Now, I hasten to add that we do not have to be compliant victims or open ourselves to further abuse. We should, however, at least desire to be able to exercise forgiveness for those who have wronged us. (See the brief and brilliant
I have known people who have cultivated, relished and worshipped their resentments for decades. Their beloved bitterness became terrible and jealous idols that will tolerate no love in the hearts of which they hold way. Please take out the trash of resentment and strive to exercise forgiveness — for even Christ himself can work little benefit in a heart overflowing with bitterness.

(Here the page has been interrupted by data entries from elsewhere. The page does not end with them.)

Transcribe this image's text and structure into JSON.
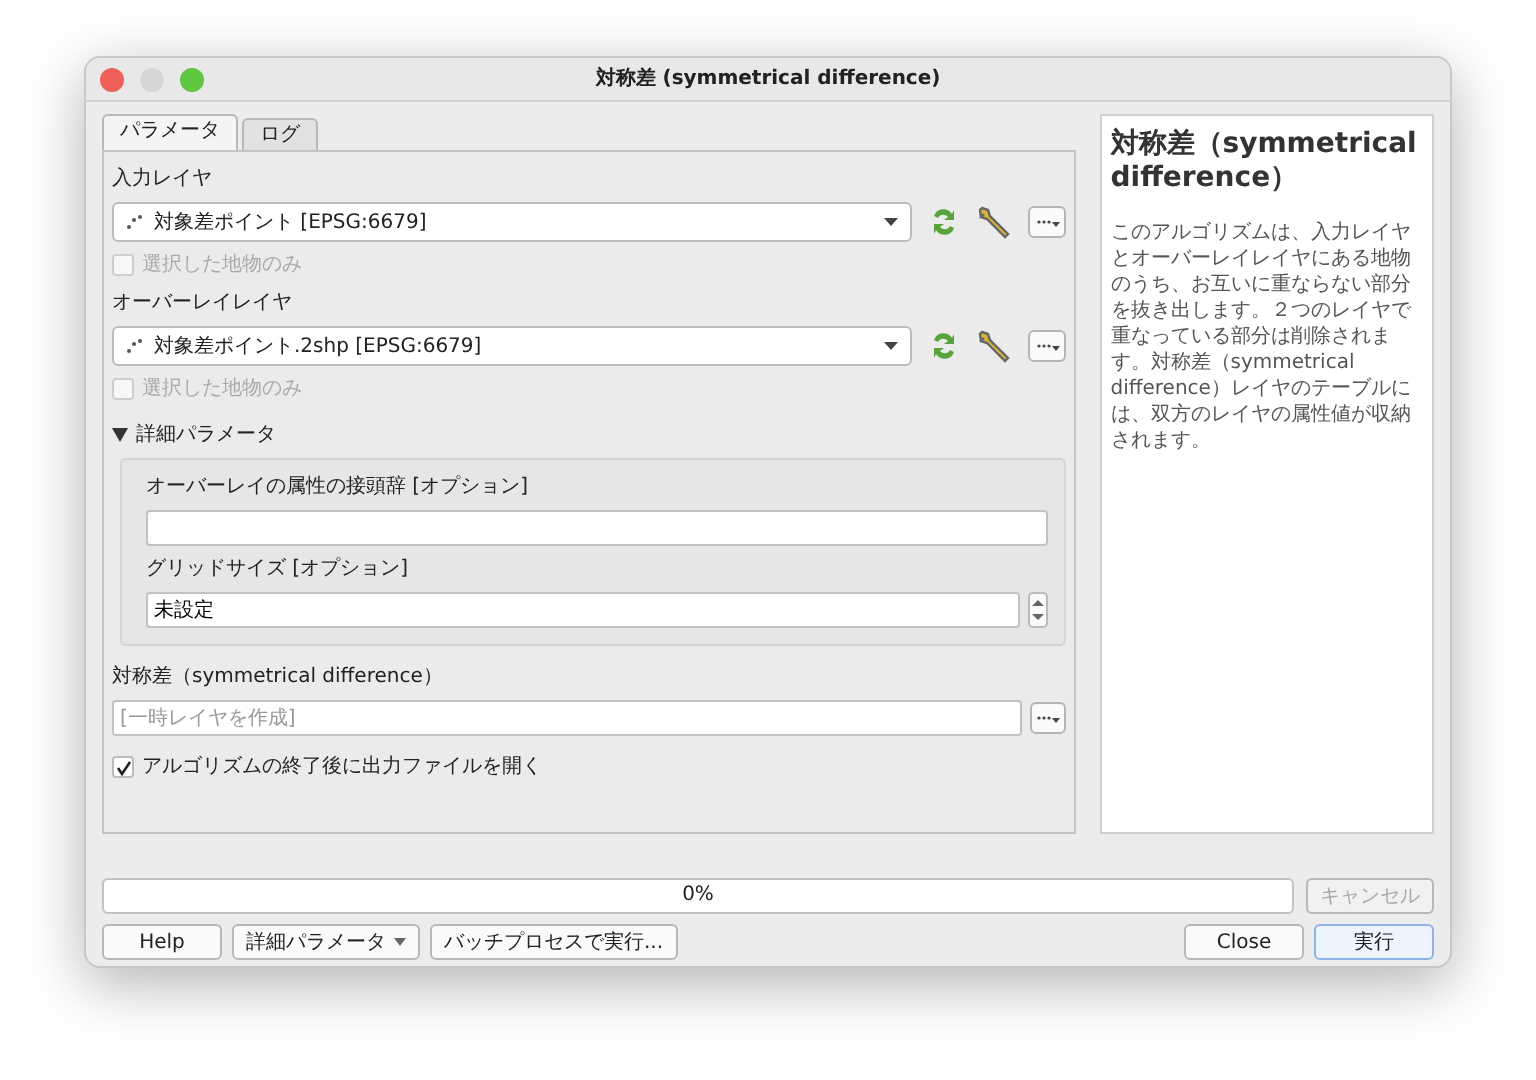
{
  "window": {
    "title": "対称差 (symmetrical difference)"
  },
  "tabs": [
    {
      "label": "パラメータ",
      "selected": true
    },
    {
      "label": "ログ",
      "selected": false
    }
  ],
  "layers": [
    {
      "label": "入力レイヤ",
      "value": "対象差ポイント [EPSG:6679]",
      "selected_only": {
        "label": "選択した地物のみ",
        "checked": false,
        "disabled": true
      }
    },
    {
      "label": "オーバーレイレイヤ",
      "value": "対象差ポイント.2shp [EPSG:6679]",
      "selected_only": {
        "label": "選択した地物のみ",
        "checked": false,
        "disabled": true
      }
    }
  ],
  "advanced": {
    "label": "詳細パラメータ",
    "expanded": true,
    "fields": [
      {
        "kind": "text",
        "label": "オーバーレイの属性の接頭辞 [オプション]"
      },
      {
        "kind": "spin",
        "label": "グリッドサイズ [オプション]",
        "value": "未設定"
      }
    ]
  },
  "output": {
    "label": "対称差（symmetrical difference）",
    "placeholder": "[一時レイヤを作成]"
  },
  "open_after": {
    "label": "アルゴリズムの終了後に出力ファイルを開く",
    "checked": true
  },
  "help": {
    "title": "対称差（symmetrical difference）",
    "body": "このアルゴリズムは、入力レイヤとオーバーレイレイヤにある地物のうち、お互いに重ならない部分を抜き出します。２つのレイヤで重なっている部分は削除されます。対称差（symmetrical difference）レイヤのテーブルには、双方のレイヤの属性値が収納されます。"
  },
  "progress": {
    "level": 0,
    "reading": "0%"
  },
  "cancel": {
    "label": "キャンセル",
    "disabled": true
  },
  "buttons": [
    {
      "kind": "plain",
      "label": "Help"
    },
    {
      "kind": "dropdown",
      "label": "詳細パラメータ"
    },
    {
      "kind": "plain",
      "label": "バッチプロセスで実行..."
    },
    {
      "kind": "spacer"
    },
    {
      "kind": "plain",
      "label": "Close"
    },
    {
      "kind": "default",
      "label": "実行"
    }
  ]
}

I noted at the outset that trash can make the genuine goods in the heart difficult or impossible to find or even remember. Here we must speak of the problem of forgiving ourselves, and learning how to live forgiven. (That was a subject of a previous column of mine.) Yes, we must be candid and humble in the admission of our faults, for if we only play at being sinners, we can only play at being saved. Be sure of this: We blaspheme when we disfigure by self-loathing the image of Christ that God’s grace has been forming in us. When, by exercising self-forgiveness we take out the trash of self-hatred, we can make easier to find and be grateful for the good work that God has already begun in us.

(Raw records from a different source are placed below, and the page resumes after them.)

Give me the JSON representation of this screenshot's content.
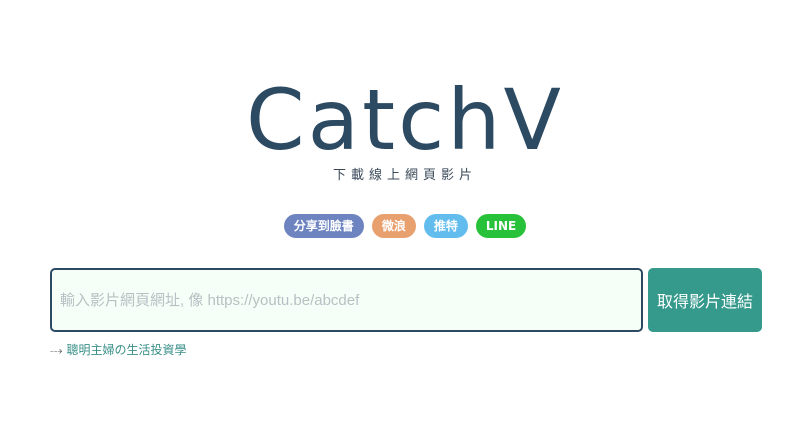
{
  "brand": {
    "logo_text": "CatchV",
    "tagline": "下載線上網頁影片"
  },
  "share": [
    {
      "id": "facebook",
      "label": "分享到臉書",
      "color": "#6d84c0"
    },
    {
      "id": "weibo",
      "label": "微浪",
      "color": "#e8a06f"
    },
    {
      "id": "twitter",
      "label": "推特",
      "color": "#62bdee"
    },
    {
      "id": "line",
      "label": "LINE",
      "color": "#28c13a"
    }
  ],
  "form": {
    "input_placeholder": "輸入影片網頁網址, 像 https://youtu.be/abcdef",
    "input_value": "",
    "submit_label": "取得影片連結"
  },
  "promo": {
    "arrow": "⤏",
    "link_text": "聰明主婦の生活投資學"
  }
}
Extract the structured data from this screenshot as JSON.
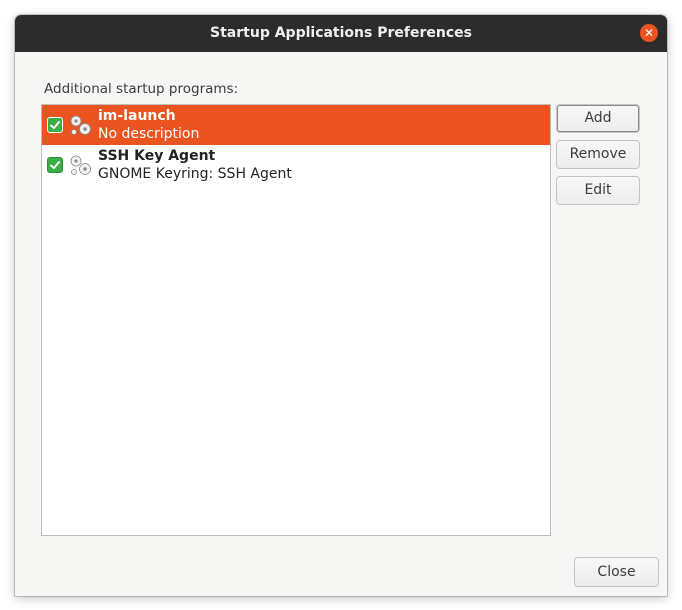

Advent is a time of forgiveness. Let’s pray for the graces of profound forgiveness — repenting of our sin, extending mercy to others and even to ourselves. If we do that, then we can be confident that we have worked wisely and well to prepare the way of the Lord.
When I write next, I will speak of Advent as a season of memory. Until then, let’s keep each other in prayer.

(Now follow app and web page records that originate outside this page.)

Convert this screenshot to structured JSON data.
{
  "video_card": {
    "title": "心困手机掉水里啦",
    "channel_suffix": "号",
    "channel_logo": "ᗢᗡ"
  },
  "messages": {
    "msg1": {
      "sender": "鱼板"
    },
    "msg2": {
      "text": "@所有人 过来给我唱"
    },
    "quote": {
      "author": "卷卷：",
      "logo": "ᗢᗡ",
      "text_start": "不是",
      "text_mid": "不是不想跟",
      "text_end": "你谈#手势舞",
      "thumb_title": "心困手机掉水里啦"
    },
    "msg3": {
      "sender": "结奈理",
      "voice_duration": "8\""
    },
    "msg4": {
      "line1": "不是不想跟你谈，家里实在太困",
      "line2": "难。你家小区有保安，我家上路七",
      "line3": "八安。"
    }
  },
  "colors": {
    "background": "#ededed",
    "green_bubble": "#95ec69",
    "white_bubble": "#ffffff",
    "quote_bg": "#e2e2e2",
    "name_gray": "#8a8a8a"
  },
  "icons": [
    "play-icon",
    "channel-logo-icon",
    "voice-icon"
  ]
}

My column last week (“The Problem with ‘Mary Did You Know?’”) generated spirited discussion online. My editors asked me to offer a brief response.
The critical comments fell into three categories:
1) “But I really like the song!” There’s not much one can say in response to that.
2) Regarding the dogma of the Immaculate Conception: “Where is that in the Bible?” The encyclical Pope Pius IX wrote declaring the dogma (“Ineffabilis Deus“), which I referenced in my column, contains many Scriptural references.
3) Regarding Mary needing a savior: “Aha! Father is wrong! Mary DID need Christ’s saving grace!” But I never denied that. I just took note that, contrary to the lyrics of the song, the baby she delivered would not “soon” deliver her–He had *already* delivered her. My formulations in the column, and my citations of the encyclical Ineffabilis Deus were intended to make that clear.
The positive comments were variations of the following: “I always suspected there was something amiss with that song—thanks for pointing it out.”
My primary concern was to highlight a popular song that, at best, lends itself to theological misinterpretation, but was sung with gusto at Christmas Eve Mass. The Catholic Church has a vast array of musical resources available that are theologically sound, beautiful and liturgically suitable. Words do matter; they can obscure or illuminate the truths of the Faith. God and the People of God deserve the best that we can offer at Mass, especially during the Solemnity of Christmas.
Father Robert McTeigue, SJ, is a member of the Maryland Province of the Society of Jesus. A professor of philosophy and theology, he has long experience in spiritual direction, retreat ministry and religious formation. He teaches philosophy at Ave Maria University in Ave Maria, FL, and is known for his classes in both rhetoric and medical ethics.